From Edmund Randolph
Philadelphia June 25. 1794.
I do myself the honor of inclosing to you a copy of a letter from Mr G. Morris, dated March 7. 1794; concerning the Algerine business.1 Immediately upon receiving it, I sent a copy to Colo. Hamilton, requesting him to prepare the money, voted by congress; in order that a plan might be concerted, to give effect to the object, and prevent Mr Humphries from clashing with Mr Morris.2
Mr Morris has written another letter of the 6th of March 1794. The summary of it is, that he has demanded Payne as an American citizen, but that the minister holds him to be amenable to the French laws; that the forced loans will not succeed, but are the only resources for foreign supplies; that there is a great scarcity of food; and that the embargo was taken off, altho’ the captains were not satisfied. He expresses a suspicion, that his recal has been already required.3 I have the honor, sir, to be with great respect and attachment yr mo. ob. serv.
ALS, DNA: RG 59, Miscellaneous Letters; LB, DNA: RG 59, GW’s Correspondence with His Secretaries of State; LB, DNA: RG 59, Domestic Letters.
1. The enclosed copy of Gouverneur Morris’s letter of 7 March, addressed to Thomas Jefferson as secretary of state, announced that "Shortly after the intelligence of hostility by the algerines I applied to the Minister of foreign affairs as being interested in putting a stop thereto in order to cover the arrival of provisions in our ships," and "It was agreed that this Republic should in conformity to our treaty endeavor to obtain a treaty with the algerines." However, because of uncertainty over "whether the Dey would negociate such treaty with the agents of France," Morris had been asked to name an American agent and had "agreed to make the appointment of a person who should come forward in case of necessity." That agent was instructed "to aid in obtaining the best possible treaty for the smallest possible sum; to confine the duration thereof to one year, unless approved of by the President; and to procure the liberation of our captivated fellow citizens." Morris added, "The french commissioners are not yet gone tho it is now two months since everything was agreed on. Such are the delays which result from the disorganized state of affairs in this country" (DNA: RG 59, Miscellaneous Letters).
2. See Randolph to Alexander Hamilton, 24 June (Hamilton Papers description begins Harold C. Syrett et al., eds. The Papers of Alexander Hamilton. 27 vols. New York, 1961–87. description ends , 16:520-21). Randolph was referring to the money voted by Congress in "An Act making further provision for the expenses attending the intercourse of the United States with foreign nations; and further to continue in force the act intituled ’An act providing the means of intercourse between the United States and foreign nations’" (Stat description begins Richard Peters, ed. The Public Statutes at Large of the United States of America, from the Organization of the Government in 1789, to March 3, 1845 . . .. 8 vols.
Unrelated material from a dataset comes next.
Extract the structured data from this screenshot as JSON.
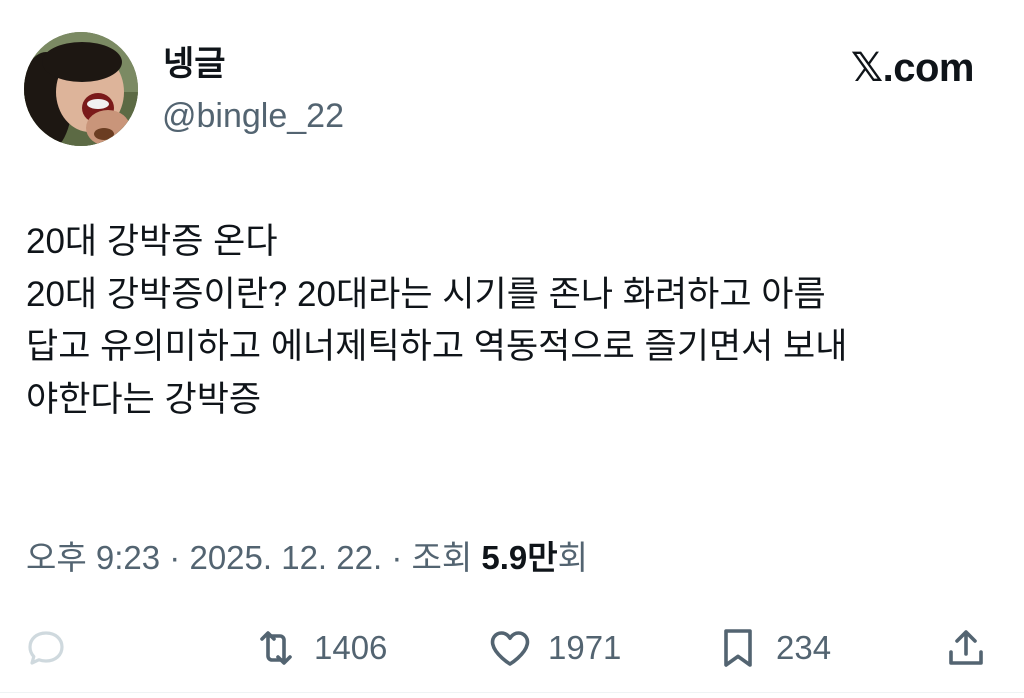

Boston, 1845-67. description ends . 1:345). The potential for a clash arose because David Humphreys had been commissioned to negotiate a treaty of amity and commerce with the Dey of Algiers (see GW to the Dey of Algiers, 21 March 1793, and n.1 to that document).
3. Morris’s letter to Jefferson of 6 March is in DNA: RG 59, Despatches from U.S. Ministers to France (see also ASP, Foreign Relations description begins Walter Lowrie et al., eds. American State Papers. Documents, Legislative and Executive, of the Congress of the United States. 38 vols. Washington, D.C., Gales and Seaton, 1832–61. description ends , 1:404-5). Thomas Paine had been arrested in late December 1793 under a French law providing for the imprisonment of citizens of countries at war with France (in Paine’s case, Great Britain).